(App and web page records)
* * *
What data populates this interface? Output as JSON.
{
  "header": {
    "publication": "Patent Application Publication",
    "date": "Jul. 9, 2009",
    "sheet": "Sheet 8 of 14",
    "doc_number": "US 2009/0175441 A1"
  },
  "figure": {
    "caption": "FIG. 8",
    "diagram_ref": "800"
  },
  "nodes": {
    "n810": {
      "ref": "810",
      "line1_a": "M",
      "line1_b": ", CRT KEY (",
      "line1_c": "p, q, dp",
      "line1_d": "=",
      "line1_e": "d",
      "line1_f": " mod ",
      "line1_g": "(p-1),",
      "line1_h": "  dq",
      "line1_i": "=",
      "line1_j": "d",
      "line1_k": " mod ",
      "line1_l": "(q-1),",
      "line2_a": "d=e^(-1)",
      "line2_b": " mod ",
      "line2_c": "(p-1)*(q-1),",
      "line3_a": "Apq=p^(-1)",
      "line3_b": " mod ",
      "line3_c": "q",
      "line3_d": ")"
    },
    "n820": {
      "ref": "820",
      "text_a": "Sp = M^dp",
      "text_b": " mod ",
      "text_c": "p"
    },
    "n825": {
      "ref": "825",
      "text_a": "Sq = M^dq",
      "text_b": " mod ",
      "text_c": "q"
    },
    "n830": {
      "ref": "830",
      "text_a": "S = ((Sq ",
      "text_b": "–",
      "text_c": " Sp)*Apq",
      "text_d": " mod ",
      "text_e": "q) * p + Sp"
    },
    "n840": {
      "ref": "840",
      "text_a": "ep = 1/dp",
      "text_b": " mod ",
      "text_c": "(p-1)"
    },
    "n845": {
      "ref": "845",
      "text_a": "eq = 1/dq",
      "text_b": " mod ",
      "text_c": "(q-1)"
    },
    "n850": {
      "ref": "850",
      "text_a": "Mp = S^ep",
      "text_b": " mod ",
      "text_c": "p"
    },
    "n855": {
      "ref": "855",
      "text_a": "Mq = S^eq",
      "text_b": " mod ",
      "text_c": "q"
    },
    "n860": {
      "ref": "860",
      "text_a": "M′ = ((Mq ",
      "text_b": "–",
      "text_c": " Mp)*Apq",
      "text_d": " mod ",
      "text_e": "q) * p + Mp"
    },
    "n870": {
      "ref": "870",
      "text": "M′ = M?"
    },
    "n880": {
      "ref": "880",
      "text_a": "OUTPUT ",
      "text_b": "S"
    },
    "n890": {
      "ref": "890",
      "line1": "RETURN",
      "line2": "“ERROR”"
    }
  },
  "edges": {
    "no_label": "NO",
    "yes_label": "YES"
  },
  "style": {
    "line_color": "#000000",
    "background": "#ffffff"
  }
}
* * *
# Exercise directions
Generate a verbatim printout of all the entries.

# Exercise output
What data populates this interface? Output as JSON.
{
  "header": {
    "publication": "Patent Application Publication",
    "date": "Jul. 9, 2009",
    "sheet": "Sheet 8 of 14",
    "doc_number": "US 2009/0175441 A1"
  },
  "figure": {
    "caption": "FIG. 8",
    "diagram_ref": "800"
  },
  "nodes": {
    "n810": {
      "ref": "810",
      "line1_a": "M",
      "line1_b": ", CRT KEY (",
      "line1_c": "p, q, dp",
      "line1_d": "=",
      "line1_e": "d",
      "line1_f": " mod ",
      "line1_g": "(p-1),",
      "line1_h": "  dq",
      "line1_i": "=",
      "line1_j": "d",
      "line1_k": " mod ",
      "line1_l": "(q-1),",
      "line2_a": "d=e^(-1)",
      "line2_b": " mod ",
      "line2_c": "(p-1)*(q-1),",
      "line3_a": "Apq=p^(-1)",
      "line3_b": " mod ",
      "line3_c": "q",
      "line3_d": ")"
    },
    "n820": {
      "ref": "820",
      "text_a": "Sp = M^dp",
      "text_b": " mod ",
      "text_c": "p"
    },
    "n825": {
      "ref": "825",
      "text_a": "Sq = M^dq",
      "text_b": " mod ",
      "text_c": "q"
    },
    "n830": {
      "ref": "830",
      "text_a": "S = ((Sq ",
      "text_b": "–",
      "text_c": " Sp)*Apq",
      "text_d": " mod ",
      "text_e": "q) * p + Sp"
    },
    "n840": {
      "ref": "840",
      "text_a": "ep = 1/dp",
      "text_b": " mod ",
      "text_c": "(p-1)"
    },
    "n845": {
      "ref": "845",
      "text_a": "eq = 1/dq",
      "text_b": " mod ",
      "text_c": "(q-1)"
    },
    "n850": {
      "ref": "850",
      "text_a": "Mp = S^ep",
      "text_b": " mod ",
      "text_c": "p"
    },
    "n855": {
      "ref": "855",
      "text_a": "Mq = S^eq",
      "text_b": " mod ",
      "text_c": "q"
    },
    "n860": {
      "ref": "860",
      "text_a": "M′ = ((Mq ",
      "text_b": "–",
      "text_c": " Mp)*Apq",
      "text_d": " mod ",
      "text_e": "q) * p + Mp"
    },
    "n870": {
      "ref": "870",
      "text": "M′ = M?"
    },
    "n880": {
      "ref": "880",
      "text_a": "OUTPUT ",
      "text_b": "S"
    },
    "n890": {
      "ref": "890",
      "line1": "RETURN",
      "line2": "“ERROR”"
    }
  },
  "edges": {
    "no_label": "NO",
    "yes_label": "YES"
  },
  "style": {
    "line_color": "#000000",
    "background": "#ffffff"
  }
}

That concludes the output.